> [Task to complete]: Which lines in the data below contain the word "docker"? Return each of them.

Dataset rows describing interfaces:

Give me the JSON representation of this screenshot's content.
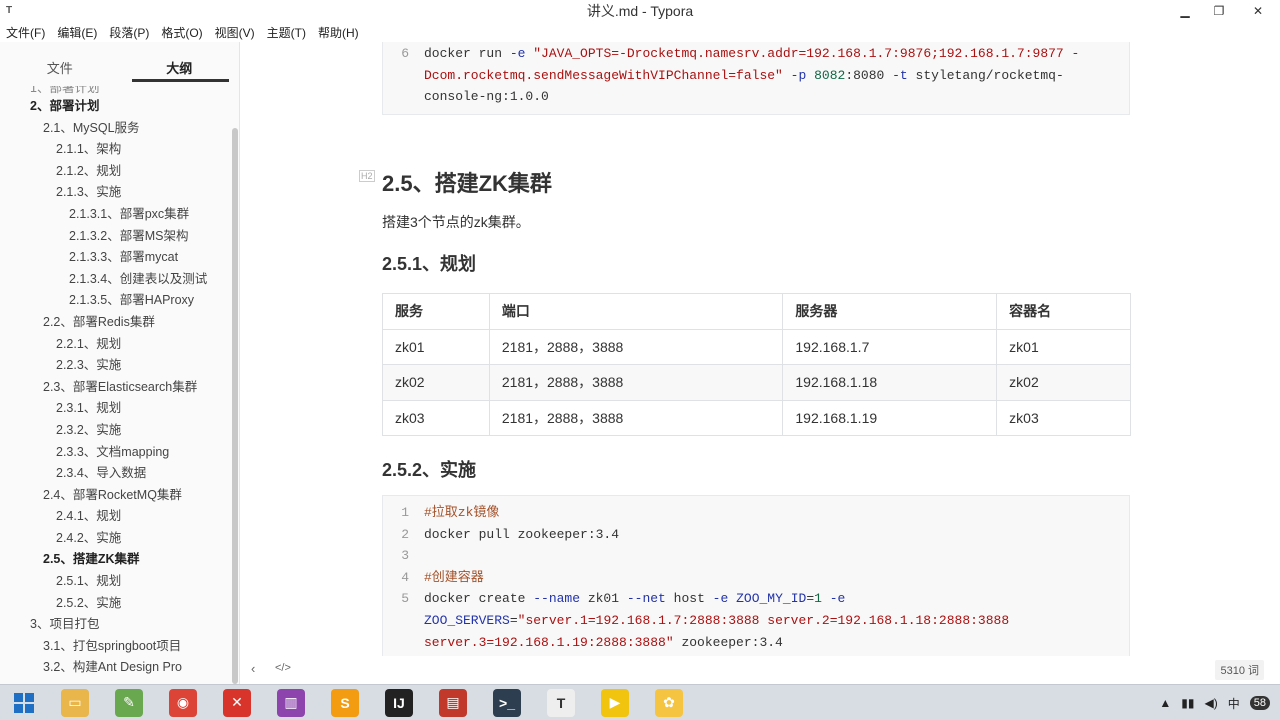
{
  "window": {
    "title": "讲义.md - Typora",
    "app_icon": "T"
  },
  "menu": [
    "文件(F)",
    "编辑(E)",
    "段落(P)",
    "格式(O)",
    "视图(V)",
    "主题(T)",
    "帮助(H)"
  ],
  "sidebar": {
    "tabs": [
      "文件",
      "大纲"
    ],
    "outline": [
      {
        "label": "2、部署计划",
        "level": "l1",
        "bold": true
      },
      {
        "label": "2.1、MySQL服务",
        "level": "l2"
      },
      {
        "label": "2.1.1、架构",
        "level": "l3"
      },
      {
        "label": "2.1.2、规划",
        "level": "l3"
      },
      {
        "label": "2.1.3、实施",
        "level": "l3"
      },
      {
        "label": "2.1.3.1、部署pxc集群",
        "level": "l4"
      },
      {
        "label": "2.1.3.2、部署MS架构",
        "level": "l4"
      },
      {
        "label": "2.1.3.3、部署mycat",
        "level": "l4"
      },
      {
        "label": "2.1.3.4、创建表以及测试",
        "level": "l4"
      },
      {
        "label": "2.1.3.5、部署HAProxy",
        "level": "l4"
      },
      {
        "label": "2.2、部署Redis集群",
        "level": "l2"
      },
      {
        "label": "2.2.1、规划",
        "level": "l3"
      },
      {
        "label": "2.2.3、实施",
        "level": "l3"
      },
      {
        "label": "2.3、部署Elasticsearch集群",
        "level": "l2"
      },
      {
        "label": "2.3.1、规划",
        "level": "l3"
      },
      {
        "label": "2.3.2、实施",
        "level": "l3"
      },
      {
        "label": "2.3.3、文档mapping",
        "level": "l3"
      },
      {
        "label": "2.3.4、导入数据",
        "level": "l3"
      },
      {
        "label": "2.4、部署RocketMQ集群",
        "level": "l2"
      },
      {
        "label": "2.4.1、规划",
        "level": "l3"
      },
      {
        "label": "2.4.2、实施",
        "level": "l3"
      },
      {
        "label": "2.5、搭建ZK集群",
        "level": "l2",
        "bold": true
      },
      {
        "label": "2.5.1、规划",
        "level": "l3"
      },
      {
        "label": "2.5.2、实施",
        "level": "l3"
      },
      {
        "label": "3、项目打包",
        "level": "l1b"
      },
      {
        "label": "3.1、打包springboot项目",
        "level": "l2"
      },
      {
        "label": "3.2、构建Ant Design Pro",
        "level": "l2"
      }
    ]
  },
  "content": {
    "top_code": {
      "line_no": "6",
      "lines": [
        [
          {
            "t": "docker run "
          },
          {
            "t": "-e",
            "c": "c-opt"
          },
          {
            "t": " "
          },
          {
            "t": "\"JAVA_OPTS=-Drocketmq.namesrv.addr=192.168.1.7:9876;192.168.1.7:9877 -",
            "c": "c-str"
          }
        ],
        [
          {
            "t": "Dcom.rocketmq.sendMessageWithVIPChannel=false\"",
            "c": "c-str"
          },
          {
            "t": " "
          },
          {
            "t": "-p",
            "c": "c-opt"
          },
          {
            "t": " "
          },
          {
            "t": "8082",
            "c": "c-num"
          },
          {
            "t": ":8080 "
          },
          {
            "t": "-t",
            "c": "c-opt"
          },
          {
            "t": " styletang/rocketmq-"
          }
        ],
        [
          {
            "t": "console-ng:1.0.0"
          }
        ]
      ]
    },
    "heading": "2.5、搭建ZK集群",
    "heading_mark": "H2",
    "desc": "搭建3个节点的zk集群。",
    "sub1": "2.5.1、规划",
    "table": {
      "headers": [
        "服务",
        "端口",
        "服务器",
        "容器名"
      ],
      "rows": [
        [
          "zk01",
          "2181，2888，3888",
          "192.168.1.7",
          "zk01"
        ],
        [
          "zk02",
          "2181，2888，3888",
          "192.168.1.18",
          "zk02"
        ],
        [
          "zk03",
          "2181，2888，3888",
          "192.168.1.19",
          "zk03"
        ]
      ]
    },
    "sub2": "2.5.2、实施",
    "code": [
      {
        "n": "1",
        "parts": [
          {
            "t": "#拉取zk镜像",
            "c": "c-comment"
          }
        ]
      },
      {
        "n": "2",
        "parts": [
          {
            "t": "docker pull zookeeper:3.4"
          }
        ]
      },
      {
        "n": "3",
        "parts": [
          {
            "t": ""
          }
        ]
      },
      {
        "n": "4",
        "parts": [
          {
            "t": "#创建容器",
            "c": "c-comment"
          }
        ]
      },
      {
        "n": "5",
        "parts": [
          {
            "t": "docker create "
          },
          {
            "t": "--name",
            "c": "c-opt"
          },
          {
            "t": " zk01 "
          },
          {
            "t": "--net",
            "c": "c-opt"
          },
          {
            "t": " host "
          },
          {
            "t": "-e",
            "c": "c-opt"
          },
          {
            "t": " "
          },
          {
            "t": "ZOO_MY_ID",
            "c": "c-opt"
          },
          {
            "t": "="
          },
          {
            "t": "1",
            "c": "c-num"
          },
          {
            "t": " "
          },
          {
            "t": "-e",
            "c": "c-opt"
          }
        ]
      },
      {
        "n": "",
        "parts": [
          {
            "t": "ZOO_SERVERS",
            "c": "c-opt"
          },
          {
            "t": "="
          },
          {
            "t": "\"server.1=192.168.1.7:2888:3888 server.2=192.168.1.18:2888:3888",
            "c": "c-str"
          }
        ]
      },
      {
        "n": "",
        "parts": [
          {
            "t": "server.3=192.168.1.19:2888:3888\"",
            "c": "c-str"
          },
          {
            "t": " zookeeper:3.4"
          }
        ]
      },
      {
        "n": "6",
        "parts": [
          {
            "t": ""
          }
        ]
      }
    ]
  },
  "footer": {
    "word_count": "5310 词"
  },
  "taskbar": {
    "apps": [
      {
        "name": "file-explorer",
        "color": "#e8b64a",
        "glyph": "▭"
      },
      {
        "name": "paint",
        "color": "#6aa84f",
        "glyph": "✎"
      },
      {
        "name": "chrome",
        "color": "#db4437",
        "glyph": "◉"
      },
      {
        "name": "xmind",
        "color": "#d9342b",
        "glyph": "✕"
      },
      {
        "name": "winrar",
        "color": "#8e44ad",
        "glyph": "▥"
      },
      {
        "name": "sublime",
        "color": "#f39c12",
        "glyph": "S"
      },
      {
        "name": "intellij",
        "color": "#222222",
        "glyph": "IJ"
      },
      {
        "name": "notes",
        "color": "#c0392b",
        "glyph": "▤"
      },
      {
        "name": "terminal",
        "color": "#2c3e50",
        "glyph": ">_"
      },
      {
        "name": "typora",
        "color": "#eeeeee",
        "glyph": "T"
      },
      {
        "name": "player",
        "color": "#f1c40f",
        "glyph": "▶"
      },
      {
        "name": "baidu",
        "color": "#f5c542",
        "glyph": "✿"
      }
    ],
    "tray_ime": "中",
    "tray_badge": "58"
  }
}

> [Task response]:
            "t": "docker run "
            "t": "docker pull zookeeper:3.4"
            "t": "docker create "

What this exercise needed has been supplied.